▸ Excerpts from an interface dataset
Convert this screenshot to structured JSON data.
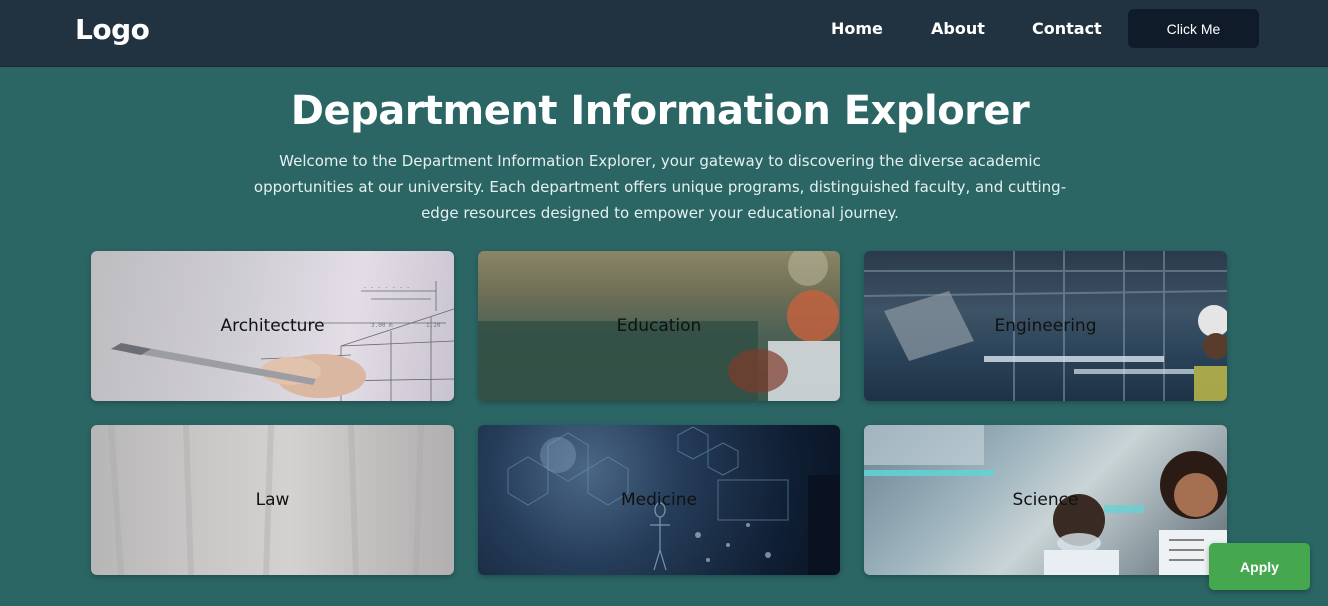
{
  "header": {
    "logo": "Logo",
    "nav": [
      {
        "label": "Home"
      },
      {
        "label": "About"
      },
      {
        "label": "Contact"
      }
    ],
    "cta_label": "Click Me"
  },
  "main": {
    "title": "Department Information Explorer",
    "intro": "Welcome to the Department Information Explorer, your gateway to discovering the diverse academic opportunities at our university. Each department offers unique programs, distinguished faculty, and cutting-edge resources designed to empower your educational journey.",
    "departments": [
      {
        "name": "Architecture"
      },
      {
        "name": "Education"
      },
      {
        "name": "Engineering"
      },
      {
        "name": "Law"
      },
      {
        "name": "Medicine"
      },
      {
        "name": "Science"
      }
    ]
  },
  "apply_label": "Apply",
  "colors": {
    "navbar": "#213240",
    "page_background": "#2b6665",
    "cta_button": "#0f1b28",
    "apply_button": "#45a84f"
  }
}
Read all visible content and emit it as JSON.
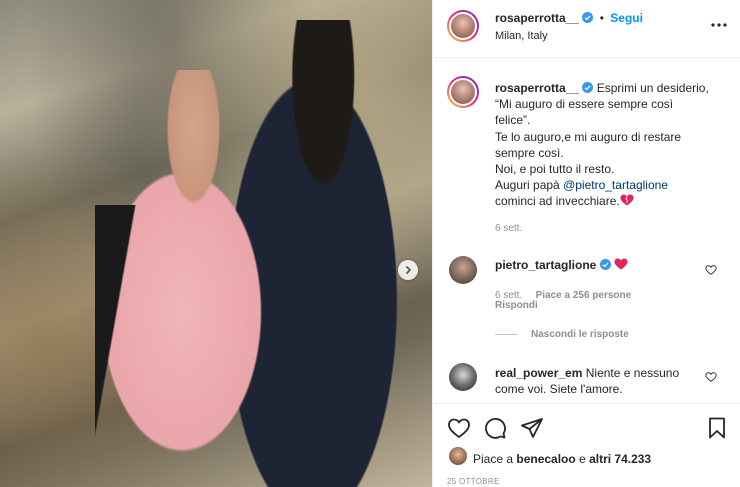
{
  "post": {
    "username": "rosaperrotta__",
    "follow_label": "Segui",
    "separator": "•",
    "location": "Milan, Italy",
    "more_icon": "more-options-icon"
  },
  "caption": {
    "username": "rosaperrotta__",
    "lines": [
      "Esprimi un desiderio,",
      "“Mi auguro di essere sempre così",
      "felice”.",
      "Te lo auguro,e mi auguro di restare",
      "sempre così.",
      "Noi, e poi tutto il resto.",
      "Auguri papà"
    ],
    "mention": "@pietro_tartaglione",
    "last_line": "cominci ad invecchiare.",
    "time": "6 sett."
  },
  "comments": [
    {
      "username": "pietro_tartaglione",
      "text": "",
      "time": "6 sett.",
      "likes": "Piace a 256 persone",
      "reply": "Rispondi"
    },
    {
      "username": "real_power_em",
      "text_line1": "Niente e nessuno",
      "text_line2": "come voi. Siete l'amore."
    }
  ],
  "hide_replies": "Nascondi le risposte",
  "likes": {
    "prefix": "Piace a ",
    "user": "benecaloo",
    "middle": " e ",
    "others": "altri 74.233"
  },
  "date": "25 OTTOBRE",
  "colors": {
    "accent": "#0095f6",
    "heart": "#ed4956",
    "mention": "#00376b",
    "secondary": "#8e8e8e"
  }
}
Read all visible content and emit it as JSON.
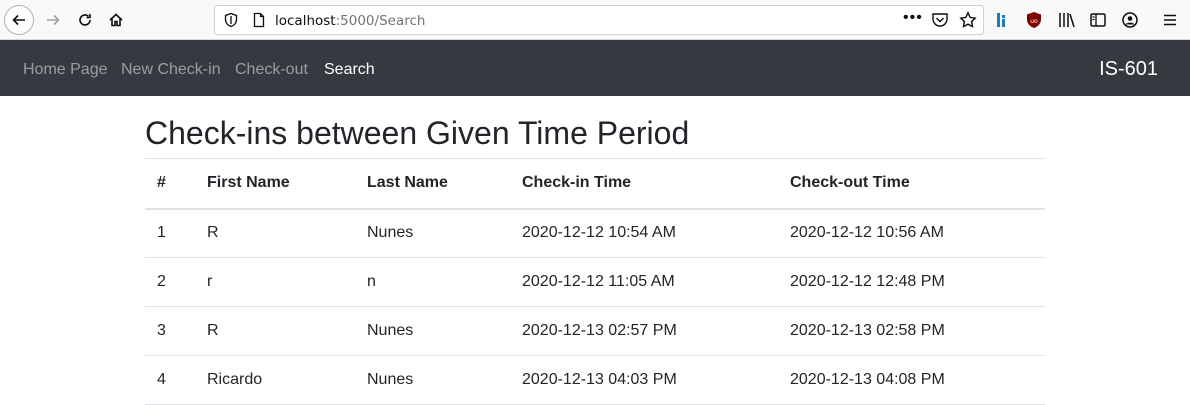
{
  "browser": {
    "url_host": "localhost",
    "url_path": ":5000/Search",
    "menu_dots": "•••",
    "icons": [
      "back-icon",
      "forward-icon",
      "reload-icon",
      "home-icon",
      "shield-icon",
      "page-icon",
      "pocket-icon",
      "star-icon",
      "extension-icon",
      "ublock-icon",
      "library-icon",
      "sidebar-icon",
      "account-icon",
      "menu-icon"
    ]
  },
  "navbar": {
    "links": [
      {
        "label": "Home Page",
        "active": false
      },
      {
        "label": "New Check-in",
        "active": false
      },
      {
        "label": "Check-out",
        "active": false
      },
      {
        "label": "Search",
        "active": true
      }
    ],
    "brand": "IS-601",
    "bg_color": "#343a40"
  },
  "main": {
    "title": "Check-ins between Given Time Period",
    "table": {
      "headers": [
        "#",
        "First Name",
        "Last Name",
        "Check-in Time",
        "Check-out Time"
      ],
      "rows": [
        [
          "1",
          "R",
          "Nunes",
          "2020-12-12 10:54 AM",
          "2020-12-12 10:56 AM"
        ],
        [
          "2",
          "r",
          "n",
          "2020-12-12 11:05 AM",
          "2020-12-12 12:48 PM"
        ],
        [
          "3",
          "R",
          "Nunes",
          "2020-12-13 02:57 PM",
          "2020-12-13 02:58 PM"
        ],
        [
          "4",
          "Ricardo",
          "Nunes",
          "2020-12-13 04:03 PM",
          "2020-12-13 04:08 PM"
        ]
      ]
    }
  }
}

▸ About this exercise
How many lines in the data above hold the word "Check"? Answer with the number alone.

▸ Answer space
5